EXERCISE ::
Which lines of the data below contain "ассортимент"? Please show them all.

[THE DATA]

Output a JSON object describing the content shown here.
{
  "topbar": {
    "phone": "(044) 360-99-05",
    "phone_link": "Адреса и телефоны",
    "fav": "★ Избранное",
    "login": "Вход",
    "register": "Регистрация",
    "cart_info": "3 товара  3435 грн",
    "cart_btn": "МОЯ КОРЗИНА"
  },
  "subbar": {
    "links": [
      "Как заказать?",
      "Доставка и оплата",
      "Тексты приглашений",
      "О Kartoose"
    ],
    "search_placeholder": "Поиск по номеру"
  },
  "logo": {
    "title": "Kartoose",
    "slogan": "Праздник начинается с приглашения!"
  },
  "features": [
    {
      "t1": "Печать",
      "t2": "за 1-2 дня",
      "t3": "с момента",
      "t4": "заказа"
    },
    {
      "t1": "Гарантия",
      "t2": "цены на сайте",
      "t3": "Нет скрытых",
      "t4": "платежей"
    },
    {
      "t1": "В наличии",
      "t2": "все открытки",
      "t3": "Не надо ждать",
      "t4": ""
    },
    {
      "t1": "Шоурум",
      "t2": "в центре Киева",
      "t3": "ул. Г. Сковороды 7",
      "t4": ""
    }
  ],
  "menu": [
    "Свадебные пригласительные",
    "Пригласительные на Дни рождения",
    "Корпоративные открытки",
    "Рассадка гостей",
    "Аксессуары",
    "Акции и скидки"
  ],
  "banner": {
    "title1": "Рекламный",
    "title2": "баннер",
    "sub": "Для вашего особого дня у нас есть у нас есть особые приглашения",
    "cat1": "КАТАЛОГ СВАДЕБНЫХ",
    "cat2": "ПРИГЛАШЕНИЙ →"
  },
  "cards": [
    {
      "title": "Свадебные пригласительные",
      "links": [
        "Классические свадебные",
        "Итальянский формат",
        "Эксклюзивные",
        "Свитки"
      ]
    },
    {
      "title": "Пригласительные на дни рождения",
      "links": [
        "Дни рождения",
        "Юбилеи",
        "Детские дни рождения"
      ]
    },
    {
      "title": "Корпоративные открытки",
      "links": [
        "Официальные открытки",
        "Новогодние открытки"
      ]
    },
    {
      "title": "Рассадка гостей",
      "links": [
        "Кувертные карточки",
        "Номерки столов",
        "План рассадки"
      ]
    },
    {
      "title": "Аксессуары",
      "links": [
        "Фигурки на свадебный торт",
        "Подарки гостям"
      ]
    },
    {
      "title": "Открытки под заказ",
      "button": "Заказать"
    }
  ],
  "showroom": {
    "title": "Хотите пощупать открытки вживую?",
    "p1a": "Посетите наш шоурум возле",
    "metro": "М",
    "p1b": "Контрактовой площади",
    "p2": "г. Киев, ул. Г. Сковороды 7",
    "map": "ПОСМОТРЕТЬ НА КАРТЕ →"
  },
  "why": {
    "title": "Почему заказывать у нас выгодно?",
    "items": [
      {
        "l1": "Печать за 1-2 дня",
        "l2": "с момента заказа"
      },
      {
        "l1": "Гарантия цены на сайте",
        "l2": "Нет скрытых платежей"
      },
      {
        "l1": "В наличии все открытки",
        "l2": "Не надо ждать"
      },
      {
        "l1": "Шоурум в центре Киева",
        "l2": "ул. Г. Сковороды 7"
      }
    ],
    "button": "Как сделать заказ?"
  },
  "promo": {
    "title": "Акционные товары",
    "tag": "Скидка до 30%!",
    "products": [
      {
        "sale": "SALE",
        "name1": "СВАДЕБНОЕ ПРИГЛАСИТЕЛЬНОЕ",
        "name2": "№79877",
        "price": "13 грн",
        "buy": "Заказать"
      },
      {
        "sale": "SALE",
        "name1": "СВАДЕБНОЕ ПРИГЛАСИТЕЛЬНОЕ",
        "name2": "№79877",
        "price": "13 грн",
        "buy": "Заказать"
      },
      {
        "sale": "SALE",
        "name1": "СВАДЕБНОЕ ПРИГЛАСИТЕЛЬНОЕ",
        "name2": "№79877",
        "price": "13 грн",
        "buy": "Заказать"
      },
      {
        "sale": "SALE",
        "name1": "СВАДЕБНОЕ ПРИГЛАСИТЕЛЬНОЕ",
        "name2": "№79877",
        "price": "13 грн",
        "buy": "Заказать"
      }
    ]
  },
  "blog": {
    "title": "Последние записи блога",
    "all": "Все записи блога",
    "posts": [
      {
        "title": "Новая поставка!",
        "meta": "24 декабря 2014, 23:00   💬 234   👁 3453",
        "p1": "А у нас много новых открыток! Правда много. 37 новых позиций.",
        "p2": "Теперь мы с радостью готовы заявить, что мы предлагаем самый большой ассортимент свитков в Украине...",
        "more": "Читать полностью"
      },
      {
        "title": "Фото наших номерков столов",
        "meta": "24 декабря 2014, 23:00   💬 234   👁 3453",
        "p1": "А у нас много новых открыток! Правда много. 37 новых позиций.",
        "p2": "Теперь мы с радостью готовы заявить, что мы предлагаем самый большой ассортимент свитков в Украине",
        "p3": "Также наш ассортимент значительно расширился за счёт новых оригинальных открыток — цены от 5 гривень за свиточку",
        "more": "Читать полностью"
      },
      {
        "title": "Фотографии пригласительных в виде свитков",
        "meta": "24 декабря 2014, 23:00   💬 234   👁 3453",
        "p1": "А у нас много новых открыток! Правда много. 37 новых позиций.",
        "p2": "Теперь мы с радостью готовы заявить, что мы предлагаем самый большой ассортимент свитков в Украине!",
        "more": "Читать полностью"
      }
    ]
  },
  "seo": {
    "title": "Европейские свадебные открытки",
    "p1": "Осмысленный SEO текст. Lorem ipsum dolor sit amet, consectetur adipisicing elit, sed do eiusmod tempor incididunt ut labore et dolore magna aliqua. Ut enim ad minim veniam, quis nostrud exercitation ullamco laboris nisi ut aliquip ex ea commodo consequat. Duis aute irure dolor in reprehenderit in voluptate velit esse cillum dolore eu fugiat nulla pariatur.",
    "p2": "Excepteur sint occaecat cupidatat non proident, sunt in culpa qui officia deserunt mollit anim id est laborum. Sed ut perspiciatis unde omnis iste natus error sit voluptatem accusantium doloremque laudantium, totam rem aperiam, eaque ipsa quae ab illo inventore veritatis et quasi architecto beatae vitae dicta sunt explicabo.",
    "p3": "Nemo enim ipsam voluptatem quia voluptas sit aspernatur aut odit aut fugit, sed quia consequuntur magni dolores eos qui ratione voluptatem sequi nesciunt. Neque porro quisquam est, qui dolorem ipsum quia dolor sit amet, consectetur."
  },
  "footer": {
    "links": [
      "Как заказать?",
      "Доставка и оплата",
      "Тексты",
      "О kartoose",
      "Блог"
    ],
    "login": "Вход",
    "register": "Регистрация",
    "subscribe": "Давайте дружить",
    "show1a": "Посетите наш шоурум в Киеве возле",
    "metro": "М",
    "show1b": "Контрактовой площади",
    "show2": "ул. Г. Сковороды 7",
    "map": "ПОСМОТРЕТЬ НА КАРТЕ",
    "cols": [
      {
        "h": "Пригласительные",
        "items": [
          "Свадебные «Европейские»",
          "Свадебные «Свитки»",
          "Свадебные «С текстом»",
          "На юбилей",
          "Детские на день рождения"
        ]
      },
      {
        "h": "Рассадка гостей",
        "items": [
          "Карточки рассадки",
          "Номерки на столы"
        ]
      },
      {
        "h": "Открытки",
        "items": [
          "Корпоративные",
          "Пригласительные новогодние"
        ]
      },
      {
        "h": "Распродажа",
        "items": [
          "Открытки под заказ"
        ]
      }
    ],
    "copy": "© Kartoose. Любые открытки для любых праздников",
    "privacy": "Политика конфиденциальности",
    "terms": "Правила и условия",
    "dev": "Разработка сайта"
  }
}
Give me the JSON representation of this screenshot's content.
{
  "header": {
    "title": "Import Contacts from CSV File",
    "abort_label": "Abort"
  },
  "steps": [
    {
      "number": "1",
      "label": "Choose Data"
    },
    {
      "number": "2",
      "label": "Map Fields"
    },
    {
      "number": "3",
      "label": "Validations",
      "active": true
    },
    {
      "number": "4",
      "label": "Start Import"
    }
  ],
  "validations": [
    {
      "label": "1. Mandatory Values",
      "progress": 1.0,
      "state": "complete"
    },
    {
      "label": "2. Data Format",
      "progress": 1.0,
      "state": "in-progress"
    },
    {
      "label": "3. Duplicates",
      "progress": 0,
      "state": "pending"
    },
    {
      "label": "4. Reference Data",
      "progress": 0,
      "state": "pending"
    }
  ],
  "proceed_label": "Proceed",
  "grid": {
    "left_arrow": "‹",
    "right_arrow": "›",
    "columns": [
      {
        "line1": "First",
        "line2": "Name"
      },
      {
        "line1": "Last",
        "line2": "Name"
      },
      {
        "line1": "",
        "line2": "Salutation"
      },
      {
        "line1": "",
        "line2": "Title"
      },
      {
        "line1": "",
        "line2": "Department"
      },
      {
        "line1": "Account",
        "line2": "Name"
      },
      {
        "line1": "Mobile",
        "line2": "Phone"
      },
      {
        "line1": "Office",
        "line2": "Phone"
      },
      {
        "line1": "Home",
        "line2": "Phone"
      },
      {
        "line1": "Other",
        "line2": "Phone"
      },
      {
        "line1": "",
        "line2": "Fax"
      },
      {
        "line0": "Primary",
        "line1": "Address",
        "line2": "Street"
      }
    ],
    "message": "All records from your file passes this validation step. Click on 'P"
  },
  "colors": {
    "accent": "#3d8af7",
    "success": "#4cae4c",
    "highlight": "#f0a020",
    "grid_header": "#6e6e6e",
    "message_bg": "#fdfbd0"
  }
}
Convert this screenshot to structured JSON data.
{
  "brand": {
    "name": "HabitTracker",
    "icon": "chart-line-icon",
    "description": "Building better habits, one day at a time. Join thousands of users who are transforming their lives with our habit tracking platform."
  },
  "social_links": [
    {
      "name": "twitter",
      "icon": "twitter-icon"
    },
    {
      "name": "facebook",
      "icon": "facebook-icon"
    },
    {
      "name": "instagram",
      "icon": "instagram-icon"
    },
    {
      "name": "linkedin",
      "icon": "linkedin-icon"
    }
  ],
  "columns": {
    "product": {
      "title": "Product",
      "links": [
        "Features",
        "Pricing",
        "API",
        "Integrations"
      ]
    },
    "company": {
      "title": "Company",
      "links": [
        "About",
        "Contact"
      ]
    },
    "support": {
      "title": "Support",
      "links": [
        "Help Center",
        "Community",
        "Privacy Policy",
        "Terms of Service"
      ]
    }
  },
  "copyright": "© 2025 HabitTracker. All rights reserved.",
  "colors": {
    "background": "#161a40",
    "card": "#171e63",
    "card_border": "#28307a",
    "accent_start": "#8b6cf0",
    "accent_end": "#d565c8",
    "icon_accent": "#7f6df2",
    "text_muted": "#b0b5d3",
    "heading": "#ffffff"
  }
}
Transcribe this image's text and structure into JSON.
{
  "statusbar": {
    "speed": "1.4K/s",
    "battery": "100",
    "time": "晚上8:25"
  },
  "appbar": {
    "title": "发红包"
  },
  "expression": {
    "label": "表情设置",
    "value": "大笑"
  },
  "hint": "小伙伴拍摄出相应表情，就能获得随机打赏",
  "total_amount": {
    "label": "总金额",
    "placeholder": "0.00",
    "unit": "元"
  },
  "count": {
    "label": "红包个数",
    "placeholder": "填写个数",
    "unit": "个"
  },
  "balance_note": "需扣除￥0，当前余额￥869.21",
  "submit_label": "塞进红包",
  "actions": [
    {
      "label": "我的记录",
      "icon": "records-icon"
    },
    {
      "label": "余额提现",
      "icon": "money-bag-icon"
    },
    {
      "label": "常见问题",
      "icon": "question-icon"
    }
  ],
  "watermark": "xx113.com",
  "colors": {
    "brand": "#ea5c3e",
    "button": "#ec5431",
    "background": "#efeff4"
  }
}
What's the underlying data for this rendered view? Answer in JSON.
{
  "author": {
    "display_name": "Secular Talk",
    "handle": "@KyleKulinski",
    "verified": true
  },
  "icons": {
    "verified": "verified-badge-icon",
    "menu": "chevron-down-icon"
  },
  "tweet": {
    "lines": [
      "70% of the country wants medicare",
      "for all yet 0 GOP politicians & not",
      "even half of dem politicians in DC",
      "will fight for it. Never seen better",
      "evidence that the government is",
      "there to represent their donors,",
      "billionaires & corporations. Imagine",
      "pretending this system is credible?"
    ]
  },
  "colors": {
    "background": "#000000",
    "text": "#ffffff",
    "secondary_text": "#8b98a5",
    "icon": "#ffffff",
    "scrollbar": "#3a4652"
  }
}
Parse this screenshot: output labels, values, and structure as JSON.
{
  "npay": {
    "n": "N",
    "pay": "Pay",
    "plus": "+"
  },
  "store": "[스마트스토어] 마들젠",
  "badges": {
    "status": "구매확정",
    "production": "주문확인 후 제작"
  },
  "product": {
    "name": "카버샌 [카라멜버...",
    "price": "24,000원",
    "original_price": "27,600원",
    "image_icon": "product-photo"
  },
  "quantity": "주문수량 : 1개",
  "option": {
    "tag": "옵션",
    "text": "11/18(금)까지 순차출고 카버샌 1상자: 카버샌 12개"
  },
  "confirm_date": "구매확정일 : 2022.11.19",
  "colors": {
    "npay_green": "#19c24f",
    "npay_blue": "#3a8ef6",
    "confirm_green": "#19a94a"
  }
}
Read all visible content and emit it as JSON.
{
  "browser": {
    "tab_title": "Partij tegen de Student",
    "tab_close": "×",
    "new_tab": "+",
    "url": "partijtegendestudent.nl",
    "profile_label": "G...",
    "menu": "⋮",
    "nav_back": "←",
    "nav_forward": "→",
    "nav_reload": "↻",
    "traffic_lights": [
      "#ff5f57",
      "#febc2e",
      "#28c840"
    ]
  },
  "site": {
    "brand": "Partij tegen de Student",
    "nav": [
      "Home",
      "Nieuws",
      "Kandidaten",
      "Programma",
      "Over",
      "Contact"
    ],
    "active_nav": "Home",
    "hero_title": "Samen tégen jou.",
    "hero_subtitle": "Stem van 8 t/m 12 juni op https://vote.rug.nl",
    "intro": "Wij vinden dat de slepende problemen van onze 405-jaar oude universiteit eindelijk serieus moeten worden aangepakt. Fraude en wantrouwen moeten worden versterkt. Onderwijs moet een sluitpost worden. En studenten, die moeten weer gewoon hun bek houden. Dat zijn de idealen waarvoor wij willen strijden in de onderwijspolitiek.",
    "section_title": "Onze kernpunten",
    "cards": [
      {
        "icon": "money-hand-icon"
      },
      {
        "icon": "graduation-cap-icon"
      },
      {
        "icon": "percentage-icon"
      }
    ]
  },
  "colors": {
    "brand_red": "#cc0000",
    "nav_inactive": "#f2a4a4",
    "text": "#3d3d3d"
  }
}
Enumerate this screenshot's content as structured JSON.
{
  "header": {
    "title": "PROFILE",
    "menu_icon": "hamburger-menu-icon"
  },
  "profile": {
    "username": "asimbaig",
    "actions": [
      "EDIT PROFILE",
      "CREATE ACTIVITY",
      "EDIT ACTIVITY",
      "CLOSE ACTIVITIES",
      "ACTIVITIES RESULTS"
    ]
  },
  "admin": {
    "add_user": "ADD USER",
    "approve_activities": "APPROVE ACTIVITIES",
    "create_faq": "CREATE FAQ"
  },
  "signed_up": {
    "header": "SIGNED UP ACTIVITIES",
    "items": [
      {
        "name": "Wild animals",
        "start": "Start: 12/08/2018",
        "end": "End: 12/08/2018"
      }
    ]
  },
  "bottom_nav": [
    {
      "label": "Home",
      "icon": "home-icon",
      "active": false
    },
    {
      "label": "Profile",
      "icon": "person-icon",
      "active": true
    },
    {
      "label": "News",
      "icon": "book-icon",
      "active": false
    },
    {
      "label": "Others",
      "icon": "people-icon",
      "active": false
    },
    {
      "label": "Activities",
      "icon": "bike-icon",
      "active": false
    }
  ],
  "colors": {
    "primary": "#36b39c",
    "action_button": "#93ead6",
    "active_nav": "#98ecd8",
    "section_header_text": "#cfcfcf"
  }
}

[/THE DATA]

SOLUTION ::
        "p2": "Теперь мы с радостью готовы заявить, что мы предлагаем самый большой ассортимент свитков в Украине...",
        "p2": "Теперь мы с радостью готовы заявить, что мы предлагаем самый большой ассортимент свитков в Украине",
        "p3": "Также наш ассортимент значительно расширился за счёт новых оригинальных открыток — цены от 5 гривень за свиточку",
        "p2": "Теперь мы с радостью готовы заявить, что мы предлагаем самый большой ассортимент свитков в Украине!",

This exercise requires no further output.